Nellie shares some of the history on Worn Wear, and how it evolved from Patagonia's earlier roots with Common Threads. It's a pretty cool story how Worn Wear originated from a blog that Patagonia surf ambassador Keith Malloy and his wife Lauren had started separately. 

Nellie also elaborates on the scale of Patagonia's Worn Wear, and the number of employees that are dedicated to mending and building out the company's program.

For Nellie, celebrating the stories behind the pieces we wear is huge - she's especially a fan of the family heirloom stories that can be attached to Patagonia's past styles. 

Throughout this chat, Nellie brings up the below companies, ideas and projects:

  • Teijin, Patagonia partnered with Teijin in the early stages of Common Threads to recycle their capilene line, in a closed loop chemical recycling process
  • Don't Buy This Jacket campaign in the New York Times, Black Friday, 2011
  • Jay Nelson, artist behind the Worn Wear wagon
  • I Fix It, a company Patagonia partnered with to create their repair manuals
  • Patagonia's Repair Manuals
  • Yerdle, a company Patagonia invested in through their venture capital arm; they make it easy for brands to buy back and resell used items
  • Nellie gave a shoutout to the work Renewal Workshop is doing when it comes to closing the loop
    You can listen to our episode with their cofounder Nicole here >
  • The Ellen MacArthur Foundation, Reports on The Circular Economy

Amazon just launched a 500 piece fast fashion collection.
What does this mean? How do you think this will impact the future of fashion? Will sustainability play a role in their upcoming endeavors?

Check out THE FASHION LAW's article to learn more.

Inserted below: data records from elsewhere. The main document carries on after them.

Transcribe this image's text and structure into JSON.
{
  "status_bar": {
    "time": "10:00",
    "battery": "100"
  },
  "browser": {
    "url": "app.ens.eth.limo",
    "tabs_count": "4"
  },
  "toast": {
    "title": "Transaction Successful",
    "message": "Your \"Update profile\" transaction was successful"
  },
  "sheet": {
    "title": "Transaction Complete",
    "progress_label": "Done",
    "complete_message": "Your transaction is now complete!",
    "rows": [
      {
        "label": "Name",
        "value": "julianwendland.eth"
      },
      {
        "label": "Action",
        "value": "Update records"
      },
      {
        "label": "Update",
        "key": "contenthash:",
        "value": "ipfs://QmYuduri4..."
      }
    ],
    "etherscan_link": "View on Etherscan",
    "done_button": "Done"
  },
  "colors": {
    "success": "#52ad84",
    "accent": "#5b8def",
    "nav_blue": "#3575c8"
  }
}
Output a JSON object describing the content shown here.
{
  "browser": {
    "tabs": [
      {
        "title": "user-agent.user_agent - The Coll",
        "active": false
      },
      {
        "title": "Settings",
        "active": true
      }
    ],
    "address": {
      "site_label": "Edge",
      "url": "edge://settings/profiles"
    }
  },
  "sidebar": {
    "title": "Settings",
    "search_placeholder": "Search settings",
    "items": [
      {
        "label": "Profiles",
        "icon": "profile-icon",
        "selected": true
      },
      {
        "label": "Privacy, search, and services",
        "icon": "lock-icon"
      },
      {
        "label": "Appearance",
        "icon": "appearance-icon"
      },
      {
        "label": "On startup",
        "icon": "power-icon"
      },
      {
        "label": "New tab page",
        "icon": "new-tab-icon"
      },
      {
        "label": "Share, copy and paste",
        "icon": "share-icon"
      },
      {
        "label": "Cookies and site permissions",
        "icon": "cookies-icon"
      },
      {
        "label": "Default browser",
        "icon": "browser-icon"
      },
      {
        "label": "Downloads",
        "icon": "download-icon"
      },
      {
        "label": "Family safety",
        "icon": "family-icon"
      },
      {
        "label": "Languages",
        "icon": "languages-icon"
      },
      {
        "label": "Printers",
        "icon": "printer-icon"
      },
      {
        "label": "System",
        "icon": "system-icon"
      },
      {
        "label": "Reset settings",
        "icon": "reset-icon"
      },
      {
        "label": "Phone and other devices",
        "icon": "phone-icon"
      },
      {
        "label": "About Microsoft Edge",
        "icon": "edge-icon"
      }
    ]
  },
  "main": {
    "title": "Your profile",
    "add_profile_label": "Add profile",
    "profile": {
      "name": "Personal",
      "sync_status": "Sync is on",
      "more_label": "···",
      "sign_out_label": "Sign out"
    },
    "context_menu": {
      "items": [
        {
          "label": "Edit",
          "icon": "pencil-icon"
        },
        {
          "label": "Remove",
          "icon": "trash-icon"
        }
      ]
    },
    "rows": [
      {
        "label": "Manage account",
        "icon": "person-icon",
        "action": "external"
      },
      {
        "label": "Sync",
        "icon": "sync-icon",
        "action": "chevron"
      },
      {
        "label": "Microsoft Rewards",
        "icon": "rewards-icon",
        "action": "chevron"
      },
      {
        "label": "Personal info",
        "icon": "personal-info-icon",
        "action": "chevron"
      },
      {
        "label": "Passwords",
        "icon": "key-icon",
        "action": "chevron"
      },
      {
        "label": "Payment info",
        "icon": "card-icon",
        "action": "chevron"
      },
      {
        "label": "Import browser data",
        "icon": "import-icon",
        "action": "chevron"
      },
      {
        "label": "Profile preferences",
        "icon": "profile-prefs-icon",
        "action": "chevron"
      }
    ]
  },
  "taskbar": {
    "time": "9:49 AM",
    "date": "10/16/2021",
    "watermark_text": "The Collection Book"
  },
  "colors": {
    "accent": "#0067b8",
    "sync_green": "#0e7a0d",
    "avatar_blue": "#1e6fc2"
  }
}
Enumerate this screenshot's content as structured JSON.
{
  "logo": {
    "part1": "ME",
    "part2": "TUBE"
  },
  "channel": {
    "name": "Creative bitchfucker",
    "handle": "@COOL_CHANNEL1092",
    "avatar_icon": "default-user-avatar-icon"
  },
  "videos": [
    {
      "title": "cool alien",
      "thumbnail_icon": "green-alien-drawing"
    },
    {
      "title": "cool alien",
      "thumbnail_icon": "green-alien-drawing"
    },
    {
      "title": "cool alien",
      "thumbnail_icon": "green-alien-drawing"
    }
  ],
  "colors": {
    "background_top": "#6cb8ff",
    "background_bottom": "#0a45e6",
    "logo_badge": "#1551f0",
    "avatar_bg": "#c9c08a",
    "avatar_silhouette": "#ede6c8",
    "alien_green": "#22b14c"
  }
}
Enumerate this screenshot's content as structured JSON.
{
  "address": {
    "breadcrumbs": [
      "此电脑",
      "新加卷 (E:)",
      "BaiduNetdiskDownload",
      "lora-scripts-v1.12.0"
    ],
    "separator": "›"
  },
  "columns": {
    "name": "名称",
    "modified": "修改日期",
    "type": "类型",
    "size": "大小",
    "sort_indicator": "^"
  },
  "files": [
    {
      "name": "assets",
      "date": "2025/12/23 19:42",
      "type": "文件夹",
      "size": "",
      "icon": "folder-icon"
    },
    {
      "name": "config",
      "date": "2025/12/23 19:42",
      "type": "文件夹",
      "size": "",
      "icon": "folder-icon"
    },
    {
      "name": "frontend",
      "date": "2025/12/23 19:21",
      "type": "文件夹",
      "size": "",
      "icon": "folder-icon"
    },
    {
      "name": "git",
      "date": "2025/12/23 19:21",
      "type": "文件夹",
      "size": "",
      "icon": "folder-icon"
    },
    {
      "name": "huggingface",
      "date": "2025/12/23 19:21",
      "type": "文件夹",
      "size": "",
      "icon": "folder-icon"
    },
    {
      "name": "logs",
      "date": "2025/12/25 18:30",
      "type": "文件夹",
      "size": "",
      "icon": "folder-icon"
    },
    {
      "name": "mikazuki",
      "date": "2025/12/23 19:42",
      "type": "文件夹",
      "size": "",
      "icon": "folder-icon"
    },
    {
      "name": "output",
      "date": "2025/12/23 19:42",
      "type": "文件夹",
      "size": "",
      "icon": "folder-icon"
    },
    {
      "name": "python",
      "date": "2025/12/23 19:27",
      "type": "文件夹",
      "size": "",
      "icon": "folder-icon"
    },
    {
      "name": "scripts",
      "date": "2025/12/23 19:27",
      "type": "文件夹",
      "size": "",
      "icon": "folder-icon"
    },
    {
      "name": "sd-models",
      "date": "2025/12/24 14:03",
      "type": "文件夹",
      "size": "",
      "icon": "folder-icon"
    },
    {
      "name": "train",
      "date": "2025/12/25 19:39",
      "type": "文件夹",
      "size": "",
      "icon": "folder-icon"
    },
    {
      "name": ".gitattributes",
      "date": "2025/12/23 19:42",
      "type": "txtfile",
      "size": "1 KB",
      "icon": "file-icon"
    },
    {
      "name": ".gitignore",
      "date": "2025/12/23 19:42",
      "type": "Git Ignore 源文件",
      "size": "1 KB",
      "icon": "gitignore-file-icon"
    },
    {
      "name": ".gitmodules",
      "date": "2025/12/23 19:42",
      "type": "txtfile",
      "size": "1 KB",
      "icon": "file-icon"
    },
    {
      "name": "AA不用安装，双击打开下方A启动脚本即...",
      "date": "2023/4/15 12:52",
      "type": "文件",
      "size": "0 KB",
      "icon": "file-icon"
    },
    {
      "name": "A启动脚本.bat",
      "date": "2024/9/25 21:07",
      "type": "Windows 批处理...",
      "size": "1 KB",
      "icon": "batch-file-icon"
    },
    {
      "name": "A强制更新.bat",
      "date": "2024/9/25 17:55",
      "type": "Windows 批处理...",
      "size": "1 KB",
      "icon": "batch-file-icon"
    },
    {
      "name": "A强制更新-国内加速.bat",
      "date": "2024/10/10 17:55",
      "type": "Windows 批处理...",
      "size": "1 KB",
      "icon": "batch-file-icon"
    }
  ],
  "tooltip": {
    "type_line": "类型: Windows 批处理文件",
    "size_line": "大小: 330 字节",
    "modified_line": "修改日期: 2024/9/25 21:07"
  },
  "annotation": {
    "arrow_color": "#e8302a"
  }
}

Also, chime in on Instagram @consciouschatter and let me know how you think this move will make an impact on what comes next for fashion.